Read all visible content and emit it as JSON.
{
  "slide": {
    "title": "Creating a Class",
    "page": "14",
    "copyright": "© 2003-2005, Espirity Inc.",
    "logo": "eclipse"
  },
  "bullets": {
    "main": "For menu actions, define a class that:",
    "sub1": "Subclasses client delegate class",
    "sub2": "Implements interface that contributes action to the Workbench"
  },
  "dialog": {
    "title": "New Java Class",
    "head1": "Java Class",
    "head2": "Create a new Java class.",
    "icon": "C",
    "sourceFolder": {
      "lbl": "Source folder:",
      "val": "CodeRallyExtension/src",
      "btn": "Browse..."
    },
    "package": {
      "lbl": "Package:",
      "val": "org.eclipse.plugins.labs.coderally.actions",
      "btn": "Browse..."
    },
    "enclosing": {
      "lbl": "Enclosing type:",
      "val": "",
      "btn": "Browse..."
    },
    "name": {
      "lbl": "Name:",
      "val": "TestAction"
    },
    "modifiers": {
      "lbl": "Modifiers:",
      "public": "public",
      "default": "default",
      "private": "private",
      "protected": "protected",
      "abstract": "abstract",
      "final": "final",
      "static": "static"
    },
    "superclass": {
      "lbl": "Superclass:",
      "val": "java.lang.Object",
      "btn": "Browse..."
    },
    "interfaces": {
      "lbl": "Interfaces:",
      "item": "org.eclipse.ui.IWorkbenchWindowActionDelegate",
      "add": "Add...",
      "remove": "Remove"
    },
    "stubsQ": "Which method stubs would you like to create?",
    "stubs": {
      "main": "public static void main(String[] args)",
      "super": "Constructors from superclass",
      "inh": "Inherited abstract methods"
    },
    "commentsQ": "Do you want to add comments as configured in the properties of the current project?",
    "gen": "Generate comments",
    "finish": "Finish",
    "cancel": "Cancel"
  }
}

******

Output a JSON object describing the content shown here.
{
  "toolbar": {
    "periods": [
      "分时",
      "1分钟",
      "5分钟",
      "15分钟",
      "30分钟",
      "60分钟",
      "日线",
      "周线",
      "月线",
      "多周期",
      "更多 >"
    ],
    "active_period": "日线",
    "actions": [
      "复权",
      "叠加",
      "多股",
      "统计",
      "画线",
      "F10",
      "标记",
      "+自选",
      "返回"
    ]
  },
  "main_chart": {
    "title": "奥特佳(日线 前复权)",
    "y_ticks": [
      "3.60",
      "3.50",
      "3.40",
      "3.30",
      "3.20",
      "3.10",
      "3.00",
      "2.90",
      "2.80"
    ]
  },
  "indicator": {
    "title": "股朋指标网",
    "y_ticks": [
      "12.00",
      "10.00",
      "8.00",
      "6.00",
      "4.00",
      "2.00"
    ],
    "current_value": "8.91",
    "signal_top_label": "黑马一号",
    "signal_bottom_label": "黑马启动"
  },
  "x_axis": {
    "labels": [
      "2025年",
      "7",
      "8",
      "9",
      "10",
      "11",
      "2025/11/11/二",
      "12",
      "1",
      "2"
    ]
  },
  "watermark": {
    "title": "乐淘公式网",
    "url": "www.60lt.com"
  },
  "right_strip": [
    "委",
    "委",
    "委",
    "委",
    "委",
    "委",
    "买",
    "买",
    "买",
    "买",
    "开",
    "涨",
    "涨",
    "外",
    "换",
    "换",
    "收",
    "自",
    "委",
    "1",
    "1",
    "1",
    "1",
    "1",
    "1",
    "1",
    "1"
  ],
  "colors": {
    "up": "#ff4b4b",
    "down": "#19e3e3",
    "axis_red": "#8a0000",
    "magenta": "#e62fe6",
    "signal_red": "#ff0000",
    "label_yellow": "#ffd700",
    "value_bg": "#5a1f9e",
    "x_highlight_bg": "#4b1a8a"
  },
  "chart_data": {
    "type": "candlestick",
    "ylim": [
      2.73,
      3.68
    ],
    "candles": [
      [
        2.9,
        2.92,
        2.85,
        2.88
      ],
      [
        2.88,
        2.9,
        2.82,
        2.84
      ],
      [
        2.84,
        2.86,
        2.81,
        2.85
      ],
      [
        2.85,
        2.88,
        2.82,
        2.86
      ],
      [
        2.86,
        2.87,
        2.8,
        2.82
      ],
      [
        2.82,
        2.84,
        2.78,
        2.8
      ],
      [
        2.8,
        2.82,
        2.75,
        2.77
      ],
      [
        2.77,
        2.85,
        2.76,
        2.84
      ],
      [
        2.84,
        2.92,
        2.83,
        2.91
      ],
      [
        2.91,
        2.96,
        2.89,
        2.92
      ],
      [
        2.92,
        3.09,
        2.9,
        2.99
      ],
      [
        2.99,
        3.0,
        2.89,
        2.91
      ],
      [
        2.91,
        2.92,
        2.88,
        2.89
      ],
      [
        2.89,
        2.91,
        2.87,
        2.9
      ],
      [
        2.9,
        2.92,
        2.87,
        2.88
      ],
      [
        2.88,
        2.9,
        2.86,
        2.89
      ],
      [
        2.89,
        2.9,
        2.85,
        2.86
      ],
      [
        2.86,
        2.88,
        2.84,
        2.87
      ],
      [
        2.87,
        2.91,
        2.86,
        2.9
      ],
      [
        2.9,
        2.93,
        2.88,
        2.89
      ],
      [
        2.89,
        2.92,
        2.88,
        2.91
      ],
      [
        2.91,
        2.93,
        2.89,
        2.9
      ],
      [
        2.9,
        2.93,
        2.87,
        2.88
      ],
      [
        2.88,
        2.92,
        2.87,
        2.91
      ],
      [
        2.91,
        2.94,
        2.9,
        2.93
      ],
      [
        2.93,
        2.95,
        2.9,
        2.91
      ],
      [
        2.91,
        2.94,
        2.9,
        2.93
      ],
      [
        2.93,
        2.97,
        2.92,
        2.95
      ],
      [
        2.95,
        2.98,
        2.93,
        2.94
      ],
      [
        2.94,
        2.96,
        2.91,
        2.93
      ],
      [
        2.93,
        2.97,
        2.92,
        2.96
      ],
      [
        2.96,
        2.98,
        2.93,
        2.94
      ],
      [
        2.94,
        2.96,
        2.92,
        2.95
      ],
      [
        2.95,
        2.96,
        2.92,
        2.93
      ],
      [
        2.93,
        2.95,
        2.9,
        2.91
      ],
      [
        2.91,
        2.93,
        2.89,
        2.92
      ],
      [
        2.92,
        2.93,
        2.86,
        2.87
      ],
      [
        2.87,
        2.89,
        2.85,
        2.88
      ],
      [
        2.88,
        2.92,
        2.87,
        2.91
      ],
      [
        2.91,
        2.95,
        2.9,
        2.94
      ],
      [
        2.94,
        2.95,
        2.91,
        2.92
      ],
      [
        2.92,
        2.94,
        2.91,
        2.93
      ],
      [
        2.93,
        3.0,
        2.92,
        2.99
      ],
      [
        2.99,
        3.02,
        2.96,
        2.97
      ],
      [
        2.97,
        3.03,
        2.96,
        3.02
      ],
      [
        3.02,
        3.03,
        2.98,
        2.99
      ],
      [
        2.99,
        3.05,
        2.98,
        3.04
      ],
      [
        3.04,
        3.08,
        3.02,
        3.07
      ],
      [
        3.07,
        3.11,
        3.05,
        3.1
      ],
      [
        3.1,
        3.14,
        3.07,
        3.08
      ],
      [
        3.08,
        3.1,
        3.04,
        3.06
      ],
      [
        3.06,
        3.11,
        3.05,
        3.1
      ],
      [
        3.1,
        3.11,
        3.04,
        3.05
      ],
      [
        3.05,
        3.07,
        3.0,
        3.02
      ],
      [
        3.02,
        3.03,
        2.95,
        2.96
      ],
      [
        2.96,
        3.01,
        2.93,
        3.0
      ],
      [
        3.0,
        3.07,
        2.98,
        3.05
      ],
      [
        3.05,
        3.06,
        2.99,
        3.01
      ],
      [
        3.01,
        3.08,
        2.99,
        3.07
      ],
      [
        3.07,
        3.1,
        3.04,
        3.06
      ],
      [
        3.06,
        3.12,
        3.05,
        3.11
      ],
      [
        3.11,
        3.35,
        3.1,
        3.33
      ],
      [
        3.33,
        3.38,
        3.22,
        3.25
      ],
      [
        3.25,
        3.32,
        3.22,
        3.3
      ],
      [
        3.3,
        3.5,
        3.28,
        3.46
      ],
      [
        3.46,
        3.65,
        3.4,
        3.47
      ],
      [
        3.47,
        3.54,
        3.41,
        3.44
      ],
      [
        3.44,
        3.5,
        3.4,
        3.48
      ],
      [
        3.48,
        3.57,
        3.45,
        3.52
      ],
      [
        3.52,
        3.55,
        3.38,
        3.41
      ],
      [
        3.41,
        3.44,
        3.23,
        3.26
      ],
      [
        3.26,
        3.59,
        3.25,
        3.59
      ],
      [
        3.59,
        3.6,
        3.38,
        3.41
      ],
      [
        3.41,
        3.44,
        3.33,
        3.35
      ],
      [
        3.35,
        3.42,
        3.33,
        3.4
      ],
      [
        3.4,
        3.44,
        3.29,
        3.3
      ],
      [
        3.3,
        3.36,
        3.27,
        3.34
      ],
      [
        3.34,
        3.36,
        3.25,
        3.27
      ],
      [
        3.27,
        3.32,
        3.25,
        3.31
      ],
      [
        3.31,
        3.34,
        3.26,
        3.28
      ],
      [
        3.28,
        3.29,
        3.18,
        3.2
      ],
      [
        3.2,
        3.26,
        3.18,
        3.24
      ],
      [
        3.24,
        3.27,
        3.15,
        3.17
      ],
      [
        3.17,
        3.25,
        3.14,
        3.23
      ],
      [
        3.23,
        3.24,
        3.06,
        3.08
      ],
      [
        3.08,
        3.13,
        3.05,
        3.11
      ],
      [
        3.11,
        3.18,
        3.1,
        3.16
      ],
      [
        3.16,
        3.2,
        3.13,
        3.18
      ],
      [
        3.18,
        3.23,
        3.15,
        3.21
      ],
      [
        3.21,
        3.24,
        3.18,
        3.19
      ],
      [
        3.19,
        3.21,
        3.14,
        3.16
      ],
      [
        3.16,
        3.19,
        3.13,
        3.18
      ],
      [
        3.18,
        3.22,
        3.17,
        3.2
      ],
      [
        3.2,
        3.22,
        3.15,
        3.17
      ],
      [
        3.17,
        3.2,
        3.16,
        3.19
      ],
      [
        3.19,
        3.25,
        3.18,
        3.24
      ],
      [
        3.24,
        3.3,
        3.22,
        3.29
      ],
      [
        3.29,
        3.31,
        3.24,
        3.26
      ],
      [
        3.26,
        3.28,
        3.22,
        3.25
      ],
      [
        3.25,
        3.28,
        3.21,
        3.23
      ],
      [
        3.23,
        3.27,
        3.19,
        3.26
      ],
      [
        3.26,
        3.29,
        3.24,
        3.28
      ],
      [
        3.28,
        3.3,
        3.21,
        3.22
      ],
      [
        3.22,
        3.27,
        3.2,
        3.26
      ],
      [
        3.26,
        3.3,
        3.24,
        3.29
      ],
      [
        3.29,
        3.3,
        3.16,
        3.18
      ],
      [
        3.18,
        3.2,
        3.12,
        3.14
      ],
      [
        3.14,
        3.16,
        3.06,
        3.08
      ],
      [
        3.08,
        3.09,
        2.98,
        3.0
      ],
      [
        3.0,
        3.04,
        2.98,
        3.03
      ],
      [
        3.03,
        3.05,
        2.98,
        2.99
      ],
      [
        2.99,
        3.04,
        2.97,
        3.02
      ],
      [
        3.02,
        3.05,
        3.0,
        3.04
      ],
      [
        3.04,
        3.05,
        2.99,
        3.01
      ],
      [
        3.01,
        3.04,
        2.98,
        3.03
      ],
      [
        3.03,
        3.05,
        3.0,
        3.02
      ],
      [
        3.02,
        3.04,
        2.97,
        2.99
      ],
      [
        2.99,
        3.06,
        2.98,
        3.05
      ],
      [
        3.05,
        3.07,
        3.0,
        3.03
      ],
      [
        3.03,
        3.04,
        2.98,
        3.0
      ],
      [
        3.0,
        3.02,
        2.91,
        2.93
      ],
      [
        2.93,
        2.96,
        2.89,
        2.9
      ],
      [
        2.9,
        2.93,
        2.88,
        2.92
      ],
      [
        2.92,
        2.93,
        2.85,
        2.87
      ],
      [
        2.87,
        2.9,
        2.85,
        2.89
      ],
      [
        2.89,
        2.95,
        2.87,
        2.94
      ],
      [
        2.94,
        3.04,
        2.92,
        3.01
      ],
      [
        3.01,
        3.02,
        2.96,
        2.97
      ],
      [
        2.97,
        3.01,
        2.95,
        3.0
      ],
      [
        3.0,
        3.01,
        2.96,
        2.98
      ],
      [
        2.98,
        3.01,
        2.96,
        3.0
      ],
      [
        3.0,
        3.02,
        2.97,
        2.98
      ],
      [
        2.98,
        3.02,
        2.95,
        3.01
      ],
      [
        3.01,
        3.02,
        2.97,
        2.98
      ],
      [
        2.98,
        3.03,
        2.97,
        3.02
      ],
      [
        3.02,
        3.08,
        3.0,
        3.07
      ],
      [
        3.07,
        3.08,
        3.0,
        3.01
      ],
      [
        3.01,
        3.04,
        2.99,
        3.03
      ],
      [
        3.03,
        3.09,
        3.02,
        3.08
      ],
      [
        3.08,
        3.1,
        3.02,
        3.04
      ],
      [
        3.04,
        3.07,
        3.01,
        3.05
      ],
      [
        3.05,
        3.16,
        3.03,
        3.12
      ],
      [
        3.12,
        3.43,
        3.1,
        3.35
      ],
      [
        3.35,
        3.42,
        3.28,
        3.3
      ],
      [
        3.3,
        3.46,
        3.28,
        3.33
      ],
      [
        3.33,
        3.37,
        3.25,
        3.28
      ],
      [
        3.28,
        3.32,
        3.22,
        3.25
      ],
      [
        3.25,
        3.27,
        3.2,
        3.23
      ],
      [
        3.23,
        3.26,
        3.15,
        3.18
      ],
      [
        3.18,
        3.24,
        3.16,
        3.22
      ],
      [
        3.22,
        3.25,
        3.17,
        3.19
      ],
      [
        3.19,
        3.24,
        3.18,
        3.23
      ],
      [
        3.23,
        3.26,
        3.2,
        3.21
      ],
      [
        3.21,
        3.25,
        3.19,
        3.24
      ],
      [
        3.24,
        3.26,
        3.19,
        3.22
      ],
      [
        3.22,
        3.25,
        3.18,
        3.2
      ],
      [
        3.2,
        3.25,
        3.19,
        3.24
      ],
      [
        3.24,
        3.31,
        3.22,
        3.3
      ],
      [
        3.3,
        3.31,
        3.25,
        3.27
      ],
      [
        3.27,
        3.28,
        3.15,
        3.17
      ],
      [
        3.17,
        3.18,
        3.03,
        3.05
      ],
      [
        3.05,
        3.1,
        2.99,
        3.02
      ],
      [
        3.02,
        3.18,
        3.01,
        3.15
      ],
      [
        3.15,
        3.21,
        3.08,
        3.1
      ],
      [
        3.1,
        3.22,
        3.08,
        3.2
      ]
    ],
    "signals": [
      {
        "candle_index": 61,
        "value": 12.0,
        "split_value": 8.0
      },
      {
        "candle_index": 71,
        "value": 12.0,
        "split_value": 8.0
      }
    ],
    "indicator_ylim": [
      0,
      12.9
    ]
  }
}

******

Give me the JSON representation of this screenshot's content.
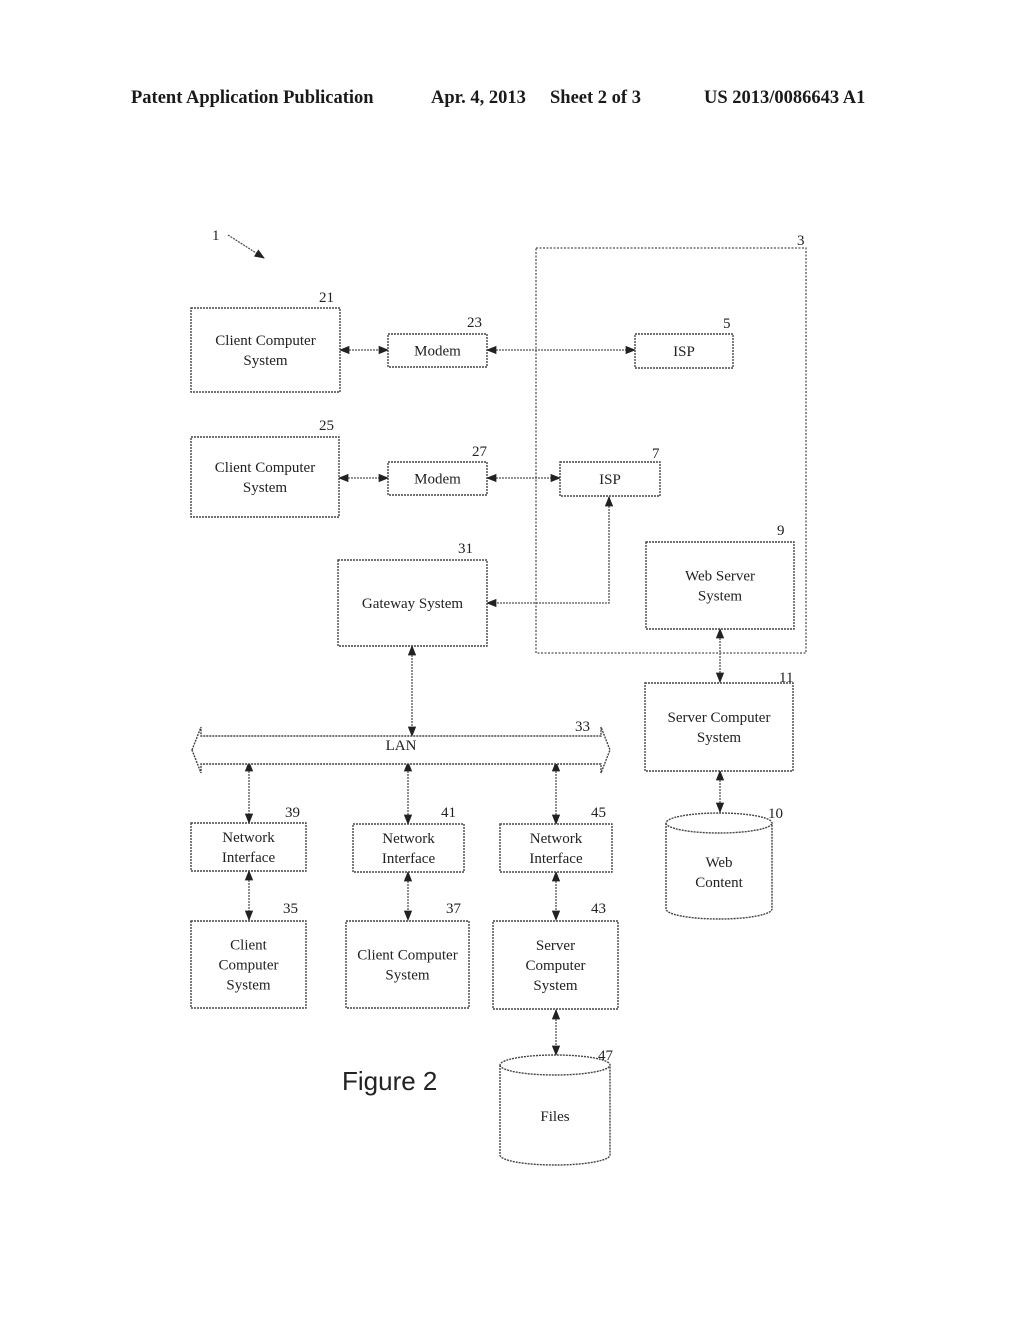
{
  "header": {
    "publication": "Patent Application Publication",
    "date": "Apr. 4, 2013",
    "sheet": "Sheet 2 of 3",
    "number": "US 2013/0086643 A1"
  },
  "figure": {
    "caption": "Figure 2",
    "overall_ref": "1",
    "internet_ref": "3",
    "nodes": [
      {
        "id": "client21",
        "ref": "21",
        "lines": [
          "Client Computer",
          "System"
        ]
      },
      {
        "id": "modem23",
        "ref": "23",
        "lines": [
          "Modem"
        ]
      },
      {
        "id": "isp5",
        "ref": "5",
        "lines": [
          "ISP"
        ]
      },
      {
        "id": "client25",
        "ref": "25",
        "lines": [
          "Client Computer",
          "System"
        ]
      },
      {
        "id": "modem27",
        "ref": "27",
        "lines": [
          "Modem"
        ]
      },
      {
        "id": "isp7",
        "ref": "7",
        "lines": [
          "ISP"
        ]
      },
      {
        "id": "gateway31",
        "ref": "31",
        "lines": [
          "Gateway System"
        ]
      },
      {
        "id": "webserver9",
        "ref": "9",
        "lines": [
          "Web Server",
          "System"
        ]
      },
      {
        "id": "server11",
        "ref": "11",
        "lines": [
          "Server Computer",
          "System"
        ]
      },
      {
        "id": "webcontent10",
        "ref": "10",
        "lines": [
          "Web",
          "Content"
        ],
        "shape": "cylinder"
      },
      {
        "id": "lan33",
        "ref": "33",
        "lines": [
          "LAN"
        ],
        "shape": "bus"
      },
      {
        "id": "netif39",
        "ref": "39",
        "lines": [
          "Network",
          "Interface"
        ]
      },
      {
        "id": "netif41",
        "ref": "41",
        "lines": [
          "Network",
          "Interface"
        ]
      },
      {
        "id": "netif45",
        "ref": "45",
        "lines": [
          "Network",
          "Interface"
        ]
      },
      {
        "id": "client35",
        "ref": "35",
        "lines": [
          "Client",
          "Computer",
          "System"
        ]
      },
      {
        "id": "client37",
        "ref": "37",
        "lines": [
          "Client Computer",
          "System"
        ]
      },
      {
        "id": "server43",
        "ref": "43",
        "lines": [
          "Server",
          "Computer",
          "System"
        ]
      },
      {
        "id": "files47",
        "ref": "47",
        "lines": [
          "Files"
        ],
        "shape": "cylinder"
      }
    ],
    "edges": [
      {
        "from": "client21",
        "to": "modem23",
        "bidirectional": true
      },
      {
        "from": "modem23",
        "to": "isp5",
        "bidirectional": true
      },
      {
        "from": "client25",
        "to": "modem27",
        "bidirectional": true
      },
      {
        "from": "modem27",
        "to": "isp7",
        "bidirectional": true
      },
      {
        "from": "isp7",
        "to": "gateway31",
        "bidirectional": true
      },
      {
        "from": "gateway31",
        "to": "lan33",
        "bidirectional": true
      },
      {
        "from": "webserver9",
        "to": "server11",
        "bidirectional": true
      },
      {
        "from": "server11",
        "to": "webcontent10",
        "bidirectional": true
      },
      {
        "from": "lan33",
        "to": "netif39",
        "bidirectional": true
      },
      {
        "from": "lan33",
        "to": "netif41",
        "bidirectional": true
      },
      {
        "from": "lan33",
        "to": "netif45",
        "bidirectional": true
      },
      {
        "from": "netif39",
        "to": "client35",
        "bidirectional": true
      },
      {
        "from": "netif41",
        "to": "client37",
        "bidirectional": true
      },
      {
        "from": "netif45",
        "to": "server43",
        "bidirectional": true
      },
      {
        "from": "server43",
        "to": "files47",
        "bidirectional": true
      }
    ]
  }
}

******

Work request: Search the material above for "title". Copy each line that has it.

Task response:
    "title": "Creating a Class",
    "title": "New Java Class",
    "title": "奥特佳(日线 前复权)",
    "title": "股朋指标网",
    "title": "乐淘公式网",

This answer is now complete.